## WHAT IS BEING ASKED
Exactly how many lines in this material contain the string "покупателя"? Reply with the number alone.

## DATA SHOWN
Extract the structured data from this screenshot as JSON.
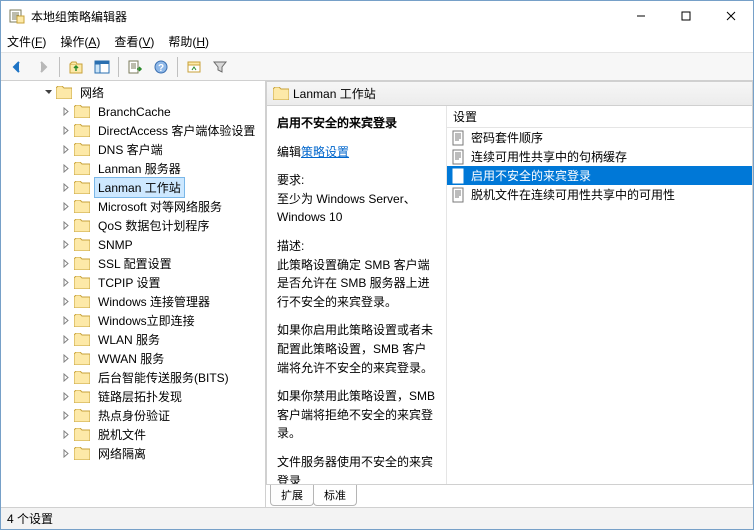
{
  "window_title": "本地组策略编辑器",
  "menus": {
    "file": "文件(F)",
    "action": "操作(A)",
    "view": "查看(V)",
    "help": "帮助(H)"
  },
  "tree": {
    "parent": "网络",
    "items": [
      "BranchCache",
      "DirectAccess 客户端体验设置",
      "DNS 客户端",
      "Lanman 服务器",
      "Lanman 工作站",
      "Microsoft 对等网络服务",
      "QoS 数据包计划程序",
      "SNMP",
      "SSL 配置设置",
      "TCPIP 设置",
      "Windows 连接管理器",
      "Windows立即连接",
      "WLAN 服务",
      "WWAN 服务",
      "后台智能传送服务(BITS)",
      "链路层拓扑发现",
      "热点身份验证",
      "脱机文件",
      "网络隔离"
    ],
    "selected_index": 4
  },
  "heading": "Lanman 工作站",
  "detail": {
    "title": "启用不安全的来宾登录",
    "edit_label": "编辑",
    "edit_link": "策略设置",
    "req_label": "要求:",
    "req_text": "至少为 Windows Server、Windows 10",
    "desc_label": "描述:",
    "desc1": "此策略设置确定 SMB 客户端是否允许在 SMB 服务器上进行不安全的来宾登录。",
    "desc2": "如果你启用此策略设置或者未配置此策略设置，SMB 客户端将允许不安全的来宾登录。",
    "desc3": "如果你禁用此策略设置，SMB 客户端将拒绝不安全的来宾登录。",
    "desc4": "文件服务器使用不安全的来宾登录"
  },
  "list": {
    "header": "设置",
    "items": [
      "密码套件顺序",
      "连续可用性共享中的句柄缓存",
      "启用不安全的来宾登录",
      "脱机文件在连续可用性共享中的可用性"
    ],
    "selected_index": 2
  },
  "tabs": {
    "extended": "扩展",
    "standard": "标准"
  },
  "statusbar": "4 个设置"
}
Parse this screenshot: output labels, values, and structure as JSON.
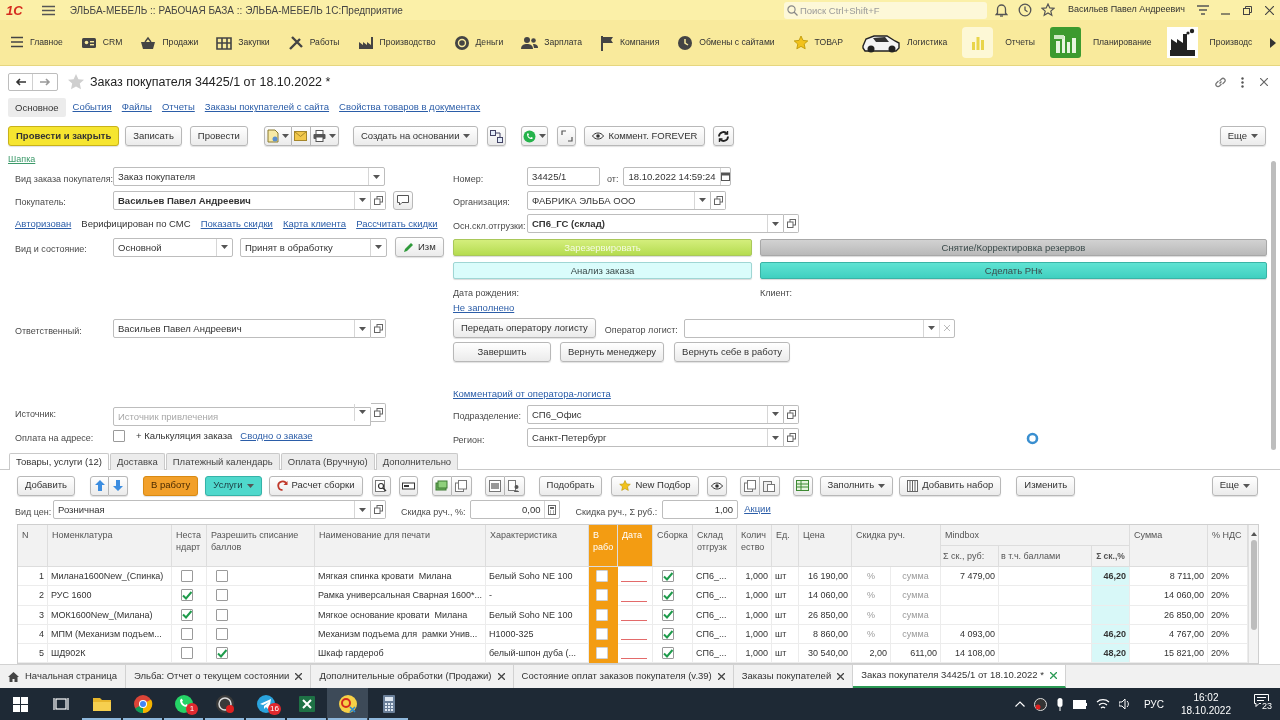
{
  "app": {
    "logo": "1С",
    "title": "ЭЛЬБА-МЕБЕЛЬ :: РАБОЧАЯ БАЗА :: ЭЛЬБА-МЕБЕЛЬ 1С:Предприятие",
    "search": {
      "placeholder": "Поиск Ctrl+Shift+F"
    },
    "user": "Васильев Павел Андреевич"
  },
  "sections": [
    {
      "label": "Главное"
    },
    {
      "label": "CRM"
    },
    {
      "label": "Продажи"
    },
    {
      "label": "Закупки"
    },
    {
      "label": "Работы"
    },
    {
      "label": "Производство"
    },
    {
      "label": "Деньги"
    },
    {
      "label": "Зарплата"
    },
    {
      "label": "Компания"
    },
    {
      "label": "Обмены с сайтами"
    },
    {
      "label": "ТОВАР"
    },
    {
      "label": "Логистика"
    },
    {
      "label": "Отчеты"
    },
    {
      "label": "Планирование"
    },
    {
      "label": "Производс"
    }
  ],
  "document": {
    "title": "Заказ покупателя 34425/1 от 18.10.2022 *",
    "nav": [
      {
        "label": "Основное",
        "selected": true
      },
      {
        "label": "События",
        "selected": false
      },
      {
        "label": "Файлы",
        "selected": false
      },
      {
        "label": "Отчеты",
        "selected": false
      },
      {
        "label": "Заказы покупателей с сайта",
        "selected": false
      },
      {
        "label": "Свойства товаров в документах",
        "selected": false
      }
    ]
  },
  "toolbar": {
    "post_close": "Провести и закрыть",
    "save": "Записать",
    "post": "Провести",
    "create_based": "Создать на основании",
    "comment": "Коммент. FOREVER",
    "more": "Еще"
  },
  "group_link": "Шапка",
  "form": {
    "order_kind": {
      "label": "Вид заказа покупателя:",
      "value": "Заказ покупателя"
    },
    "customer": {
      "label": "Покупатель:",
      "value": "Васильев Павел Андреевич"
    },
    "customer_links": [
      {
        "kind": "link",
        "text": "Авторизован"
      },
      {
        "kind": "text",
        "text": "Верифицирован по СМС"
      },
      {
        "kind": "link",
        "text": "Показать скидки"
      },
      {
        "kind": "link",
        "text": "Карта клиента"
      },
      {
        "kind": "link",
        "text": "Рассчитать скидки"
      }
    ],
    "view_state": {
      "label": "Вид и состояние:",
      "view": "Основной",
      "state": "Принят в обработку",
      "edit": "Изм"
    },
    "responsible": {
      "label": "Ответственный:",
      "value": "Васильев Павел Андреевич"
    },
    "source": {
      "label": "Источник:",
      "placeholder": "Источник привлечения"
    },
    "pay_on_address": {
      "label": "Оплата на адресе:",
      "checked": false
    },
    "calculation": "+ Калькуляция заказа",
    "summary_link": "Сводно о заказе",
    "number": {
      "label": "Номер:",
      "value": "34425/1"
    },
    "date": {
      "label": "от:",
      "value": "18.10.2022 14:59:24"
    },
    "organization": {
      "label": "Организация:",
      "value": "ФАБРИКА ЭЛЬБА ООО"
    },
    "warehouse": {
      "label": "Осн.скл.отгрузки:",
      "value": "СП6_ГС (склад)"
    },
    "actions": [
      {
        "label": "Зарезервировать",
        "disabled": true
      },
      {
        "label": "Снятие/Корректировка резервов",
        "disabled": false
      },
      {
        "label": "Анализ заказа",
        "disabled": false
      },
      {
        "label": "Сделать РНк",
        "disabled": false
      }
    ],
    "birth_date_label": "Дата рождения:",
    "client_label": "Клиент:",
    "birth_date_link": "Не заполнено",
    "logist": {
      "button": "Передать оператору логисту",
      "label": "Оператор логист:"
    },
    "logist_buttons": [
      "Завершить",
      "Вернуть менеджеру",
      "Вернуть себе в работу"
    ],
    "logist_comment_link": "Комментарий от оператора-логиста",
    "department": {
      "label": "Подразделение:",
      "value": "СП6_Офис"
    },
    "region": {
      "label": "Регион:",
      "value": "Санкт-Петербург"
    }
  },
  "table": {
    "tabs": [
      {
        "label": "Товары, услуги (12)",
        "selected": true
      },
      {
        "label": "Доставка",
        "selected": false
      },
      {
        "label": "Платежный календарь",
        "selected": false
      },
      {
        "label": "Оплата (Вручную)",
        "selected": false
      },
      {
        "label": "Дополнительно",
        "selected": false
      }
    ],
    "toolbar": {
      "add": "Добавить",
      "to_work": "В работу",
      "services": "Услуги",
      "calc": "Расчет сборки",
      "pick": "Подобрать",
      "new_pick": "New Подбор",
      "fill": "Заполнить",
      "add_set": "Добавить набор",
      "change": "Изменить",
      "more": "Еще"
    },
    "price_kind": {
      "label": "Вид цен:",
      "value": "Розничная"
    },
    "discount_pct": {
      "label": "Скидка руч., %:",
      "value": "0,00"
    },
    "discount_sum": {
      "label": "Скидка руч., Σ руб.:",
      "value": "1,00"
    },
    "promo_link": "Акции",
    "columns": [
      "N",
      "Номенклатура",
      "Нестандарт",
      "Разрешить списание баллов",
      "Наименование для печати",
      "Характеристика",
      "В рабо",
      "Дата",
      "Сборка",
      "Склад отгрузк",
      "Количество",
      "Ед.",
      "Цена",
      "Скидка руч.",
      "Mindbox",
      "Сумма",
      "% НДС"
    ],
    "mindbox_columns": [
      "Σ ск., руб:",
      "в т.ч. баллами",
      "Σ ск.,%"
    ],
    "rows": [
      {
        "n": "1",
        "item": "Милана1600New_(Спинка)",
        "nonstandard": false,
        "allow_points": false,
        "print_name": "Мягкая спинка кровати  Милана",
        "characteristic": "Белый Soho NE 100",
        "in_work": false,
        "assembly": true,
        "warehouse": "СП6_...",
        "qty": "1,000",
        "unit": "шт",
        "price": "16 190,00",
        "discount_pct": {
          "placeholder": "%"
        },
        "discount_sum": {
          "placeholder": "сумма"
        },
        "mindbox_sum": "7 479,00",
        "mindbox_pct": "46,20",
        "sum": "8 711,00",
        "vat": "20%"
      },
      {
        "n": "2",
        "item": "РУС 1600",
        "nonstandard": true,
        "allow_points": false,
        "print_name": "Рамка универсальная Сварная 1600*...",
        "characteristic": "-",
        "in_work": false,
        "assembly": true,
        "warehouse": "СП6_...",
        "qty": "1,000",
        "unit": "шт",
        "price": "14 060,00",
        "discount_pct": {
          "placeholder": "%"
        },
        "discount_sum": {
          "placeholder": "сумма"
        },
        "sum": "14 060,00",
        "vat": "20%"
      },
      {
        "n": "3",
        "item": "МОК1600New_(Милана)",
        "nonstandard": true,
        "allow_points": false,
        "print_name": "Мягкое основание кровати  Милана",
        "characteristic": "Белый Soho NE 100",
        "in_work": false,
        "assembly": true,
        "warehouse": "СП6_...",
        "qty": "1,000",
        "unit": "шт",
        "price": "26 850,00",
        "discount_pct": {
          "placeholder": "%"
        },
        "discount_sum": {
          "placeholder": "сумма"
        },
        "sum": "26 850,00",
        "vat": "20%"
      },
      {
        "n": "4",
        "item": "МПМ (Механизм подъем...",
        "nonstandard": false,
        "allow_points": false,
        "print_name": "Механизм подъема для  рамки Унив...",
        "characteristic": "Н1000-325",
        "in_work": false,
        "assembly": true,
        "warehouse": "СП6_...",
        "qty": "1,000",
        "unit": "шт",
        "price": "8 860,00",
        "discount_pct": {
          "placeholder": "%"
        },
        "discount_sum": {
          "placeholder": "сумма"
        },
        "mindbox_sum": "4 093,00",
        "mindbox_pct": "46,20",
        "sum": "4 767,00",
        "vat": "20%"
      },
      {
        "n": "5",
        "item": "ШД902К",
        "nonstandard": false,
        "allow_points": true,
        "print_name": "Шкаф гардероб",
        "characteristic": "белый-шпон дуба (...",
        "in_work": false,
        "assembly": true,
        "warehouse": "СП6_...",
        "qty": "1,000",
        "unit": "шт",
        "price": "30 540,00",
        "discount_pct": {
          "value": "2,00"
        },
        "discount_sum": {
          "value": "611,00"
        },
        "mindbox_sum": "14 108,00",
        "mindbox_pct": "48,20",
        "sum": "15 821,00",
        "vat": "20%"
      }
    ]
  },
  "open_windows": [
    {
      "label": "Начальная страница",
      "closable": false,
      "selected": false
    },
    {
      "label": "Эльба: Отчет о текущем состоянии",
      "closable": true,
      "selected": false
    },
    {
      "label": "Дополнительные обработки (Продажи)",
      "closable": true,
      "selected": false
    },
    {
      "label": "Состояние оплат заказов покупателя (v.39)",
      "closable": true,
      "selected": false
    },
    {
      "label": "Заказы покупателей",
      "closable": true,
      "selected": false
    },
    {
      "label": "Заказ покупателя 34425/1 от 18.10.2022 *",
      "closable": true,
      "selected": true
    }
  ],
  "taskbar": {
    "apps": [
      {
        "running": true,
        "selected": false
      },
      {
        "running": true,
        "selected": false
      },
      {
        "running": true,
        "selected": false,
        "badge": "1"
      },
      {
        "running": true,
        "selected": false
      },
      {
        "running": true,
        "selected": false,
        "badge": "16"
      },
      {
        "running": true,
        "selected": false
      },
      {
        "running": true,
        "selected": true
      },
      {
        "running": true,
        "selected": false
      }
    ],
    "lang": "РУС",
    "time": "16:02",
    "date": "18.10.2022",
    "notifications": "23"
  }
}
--
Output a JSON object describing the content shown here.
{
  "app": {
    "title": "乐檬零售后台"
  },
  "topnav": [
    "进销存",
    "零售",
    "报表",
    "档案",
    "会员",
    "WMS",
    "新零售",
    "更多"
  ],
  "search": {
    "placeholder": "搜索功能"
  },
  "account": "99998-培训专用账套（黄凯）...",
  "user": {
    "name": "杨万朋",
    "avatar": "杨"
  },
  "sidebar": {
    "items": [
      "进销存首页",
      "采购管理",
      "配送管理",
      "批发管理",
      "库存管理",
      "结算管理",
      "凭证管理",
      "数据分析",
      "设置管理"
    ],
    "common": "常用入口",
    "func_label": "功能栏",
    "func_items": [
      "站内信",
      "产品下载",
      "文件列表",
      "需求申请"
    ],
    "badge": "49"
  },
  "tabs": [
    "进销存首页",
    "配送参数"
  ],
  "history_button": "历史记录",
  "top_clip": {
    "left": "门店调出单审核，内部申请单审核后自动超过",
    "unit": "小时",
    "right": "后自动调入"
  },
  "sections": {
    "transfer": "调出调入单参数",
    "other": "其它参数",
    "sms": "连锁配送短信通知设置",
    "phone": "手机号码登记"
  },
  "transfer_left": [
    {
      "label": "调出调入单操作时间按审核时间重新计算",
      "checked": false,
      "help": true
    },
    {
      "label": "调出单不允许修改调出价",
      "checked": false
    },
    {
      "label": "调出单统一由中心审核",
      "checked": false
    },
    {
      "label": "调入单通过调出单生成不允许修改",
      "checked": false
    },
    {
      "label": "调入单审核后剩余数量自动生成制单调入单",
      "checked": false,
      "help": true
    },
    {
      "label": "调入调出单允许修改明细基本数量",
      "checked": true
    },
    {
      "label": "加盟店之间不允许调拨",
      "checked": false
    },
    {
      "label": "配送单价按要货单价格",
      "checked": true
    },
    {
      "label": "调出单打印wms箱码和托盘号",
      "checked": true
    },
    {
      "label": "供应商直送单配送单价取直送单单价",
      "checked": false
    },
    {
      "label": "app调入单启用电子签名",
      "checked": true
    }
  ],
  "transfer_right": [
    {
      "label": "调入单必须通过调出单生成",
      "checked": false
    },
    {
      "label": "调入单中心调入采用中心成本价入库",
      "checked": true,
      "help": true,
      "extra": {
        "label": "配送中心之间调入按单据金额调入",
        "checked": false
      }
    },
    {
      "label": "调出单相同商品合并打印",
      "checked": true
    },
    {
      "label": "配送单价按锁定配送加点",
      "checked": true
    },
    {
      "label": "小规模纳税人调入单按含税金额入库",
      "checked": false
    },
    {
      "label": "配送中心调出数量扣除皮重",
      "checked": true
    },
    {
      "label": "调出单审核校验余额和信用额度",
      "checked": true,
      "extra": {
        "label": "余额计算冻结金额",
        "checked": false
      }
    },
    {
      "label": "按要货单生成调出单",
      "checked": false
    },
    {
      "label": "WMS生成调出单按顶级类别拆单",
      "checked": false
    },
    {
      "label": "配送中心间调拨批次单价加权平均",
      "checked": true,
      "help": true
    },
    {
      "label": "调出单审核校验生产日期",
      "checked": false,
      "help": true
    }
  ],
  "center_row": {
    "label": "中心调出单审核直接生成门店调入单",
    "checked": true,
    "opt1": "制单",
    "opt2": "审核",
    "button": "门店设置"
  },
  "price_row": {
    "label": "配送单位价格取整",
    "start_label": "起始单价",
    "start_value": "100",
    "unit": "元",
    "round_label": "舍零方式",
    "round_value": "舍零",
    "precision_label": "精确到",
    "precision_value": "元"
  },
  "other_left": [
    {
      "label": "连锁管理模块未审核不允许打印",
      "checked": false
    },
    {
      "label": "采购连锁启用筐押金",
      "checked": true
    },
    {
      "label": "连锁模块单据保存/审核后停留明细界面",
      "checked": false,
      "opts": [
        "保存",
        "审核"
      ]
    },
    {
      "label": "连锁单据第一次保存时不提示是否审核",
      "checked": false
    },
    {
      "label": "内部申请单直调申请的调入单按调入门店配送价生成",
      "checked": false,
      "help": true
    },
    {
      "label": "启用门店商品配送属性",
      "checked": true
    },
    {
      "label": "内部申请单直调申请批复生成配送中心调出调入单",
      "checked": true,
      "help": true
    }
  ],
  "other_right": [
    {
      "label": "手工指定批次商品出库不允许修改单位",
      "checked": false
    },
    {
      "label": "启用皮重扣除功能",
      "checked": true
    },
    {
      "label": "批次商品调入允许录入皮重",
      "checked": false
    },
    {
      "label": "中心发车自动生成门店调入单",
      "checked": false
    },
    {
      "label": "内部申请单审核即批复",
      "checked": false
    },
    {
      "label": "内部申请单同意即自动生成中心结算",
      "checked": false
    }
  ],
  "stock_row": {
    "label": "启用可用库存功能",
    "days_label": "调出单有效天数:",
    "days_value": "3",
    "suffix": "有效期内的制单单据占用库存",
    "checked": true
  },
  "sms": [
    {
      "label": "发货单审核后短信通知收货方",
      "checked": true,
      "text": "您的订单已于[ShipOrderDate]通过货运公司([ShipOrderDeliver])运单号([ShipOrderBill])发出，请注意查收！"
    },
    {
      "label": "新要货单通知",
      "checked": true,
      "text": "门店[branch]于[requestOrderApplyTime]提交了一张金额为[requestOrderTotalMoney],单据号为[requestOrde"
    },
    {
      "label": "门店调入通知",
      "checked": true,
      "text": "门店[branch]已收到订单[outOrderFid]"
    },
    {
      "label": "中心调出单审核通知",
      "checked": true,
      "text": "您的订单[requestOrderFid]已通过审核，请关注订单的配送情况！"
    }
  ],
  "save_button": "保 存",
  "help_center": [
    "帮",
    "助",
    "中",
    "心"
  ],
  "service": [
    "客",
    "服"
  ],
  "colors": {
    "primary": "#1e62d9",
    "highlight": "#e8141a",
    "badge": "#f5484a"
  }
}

## REPLY
5